If there is one word that epitomizes the late Stanley Frank Musial, it is most certainly "subtle," an unassuming adjective with which Musial characterized his unassuming life.
Subtlety pervaded each nook and every cranny of Musial's existence from his humble beginnings in Donora, Pennsylvania as the child of a Polish immigrant to his humility and kindness that endeared him greatly to the city of St. Louis.
Perhaps in a sense, Musial's subtlety was the very characteristic that paradoxically set him apart from his peers—the very entities that kept his legendary greatness relatively anonymous on the national scale for a sizable period of time.
While Ted Williams and Joe DiMaggio were being glorified, immortalized and canonized in Boston, New York and American households everywhere, Musial quietly went to work every day in St. Louis and simply became quite possibly the best hitter to ever grace the Senior Circuit.
It is especially difficult to write about Musial because of this subtlety. His feats weren't superhuman, and more tragically, he didn't play a brand of baseball that would allow sportswriters to paint Musial as if he were.
Rather, Musial just played ordinary, fundamentally sound baseball extraordinarily well.
He was not a home-run hitter, hitting line drives from gap to gap instead of trying to launch every fastball to the moon. Though every now and then, 475 would leave the yard.
He played hard, using his hustle to stretch singles to doubles and doubles to triples.
He did not complain, but kept his head down and did what was asked of him.

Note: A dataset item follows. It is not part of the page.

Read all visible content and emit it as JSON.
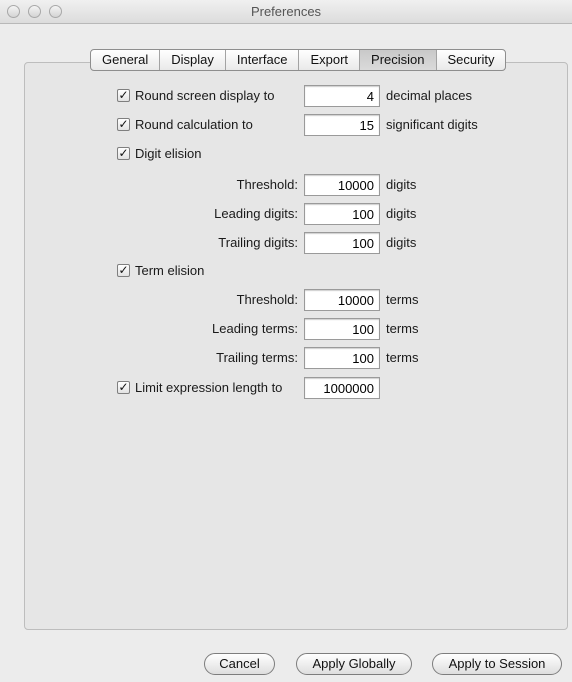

He played without the grace of Griffey, the flash of Mays or the heroism of Mantle, but rather with a consistency nothing short of incredible.
Most of all, though, he'll be remembered for his uncommon kindness and unwavering smile. One of baseball's truly great guys, Musial loved his job, his coworkers and his family, treating everyone with the utmost respect and dignity.

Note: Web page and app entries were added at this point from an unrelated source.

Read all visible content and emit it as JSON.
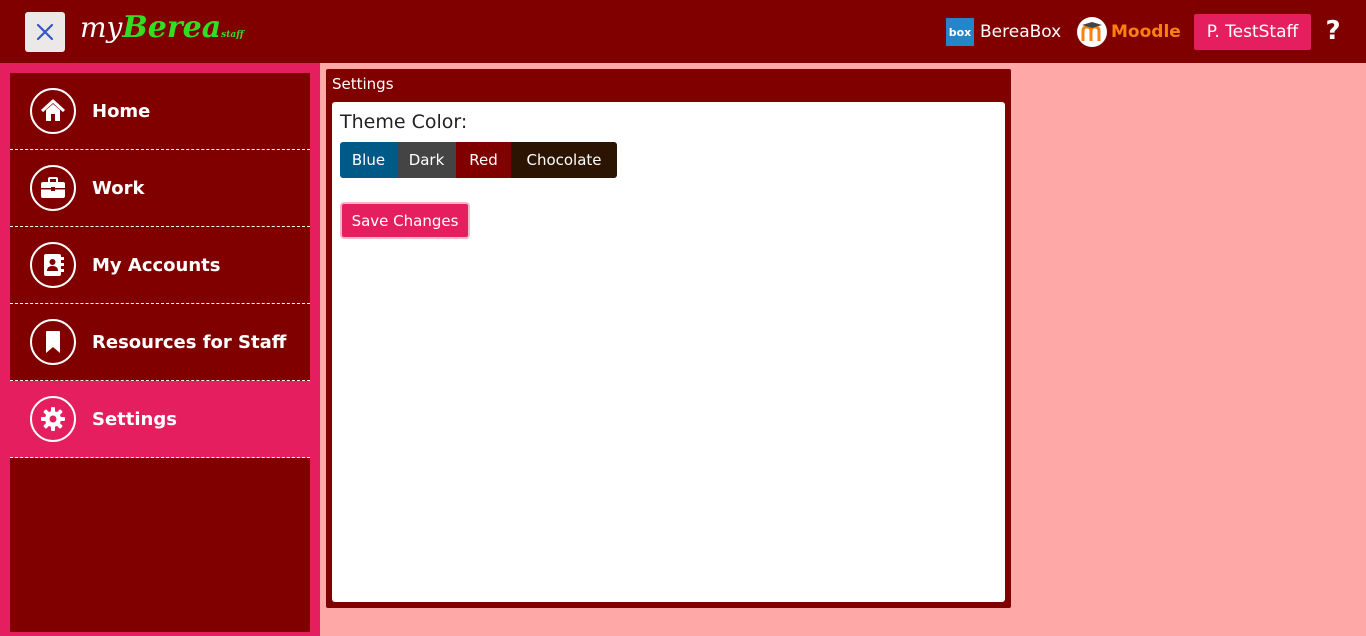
{
  "header": {
    "close_icon": "x-icon",
    "logo": {
      "my": "my",
      "berea": "Berea",
      "staff": "staff"
    },
    "links": {
      "bereabox": {
        "icon": "box",
        "label": "BereaBox"
      },
      "moodle": {
        "label": "Moodle"
      }
    },
    "user_label": "P. TestStaff",
    "help_label": "?"
  },
  "sidebar": {
    "items": [
      {
        "label": "Home",
        "icon": "home-icon"
      },
      {
        "label": "Work",
        "icon": "briefcase-icon"
      },
      {
        "label": "My Accounts",
        "icon": "address-book-icon"
      },
      {
        "label": "Resources for Staff",
        "icon": "bookmark-icon"
      },
      {
        "label": "Settings",
        "icon": "gear-icon",
        "active": true
      }
    ]
  },
  "settings": {
    "title": "Settings",
    "theme_label": "Theme Color:",
    "themes": [
      {
        "label": "Blue",
        "color": "#005a87"
      },
      {
        "label": "Dark",
        "color": "#444444"
      },
      {
        "label": "Red",
        "color": "#800000"
      },
      {
        "label": "Chocolate",
        "color": "#2c1402"
      }
    ],
    "save_label": "Save Changes"
  },
  "colors": {
    "header_bg": "#800000",
    "accent": "#e51e5f",
    "page_bg": "#ffa8a8",
    "logo_green": "#33dd22",
    "moodle_orange": "#f98012"
  }
}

Maybe what makes Musial so special is that he wasn't larger than life, but rather a regular guy.
He married his high school sweetheart; the two of them had four children and saw more than 70 years of marriage.
He loved coming to work--almost as much as he loved making people smile.
And did he ever love his harmonica.
It's been written that nice guys finish last, but Musial is proof that every now and then, they can do a little better than that.
Former commissioner Ford Frick dubbed Musial "baseball's perfect warrior, baseball's perfect knight," and perhaps no praise could be as perfect for Musial.
But I guarantee you that Musial didn't think of himself as a perfect warrior or a perfect knight.
He simply thought of himself as a regular guy.
And he was.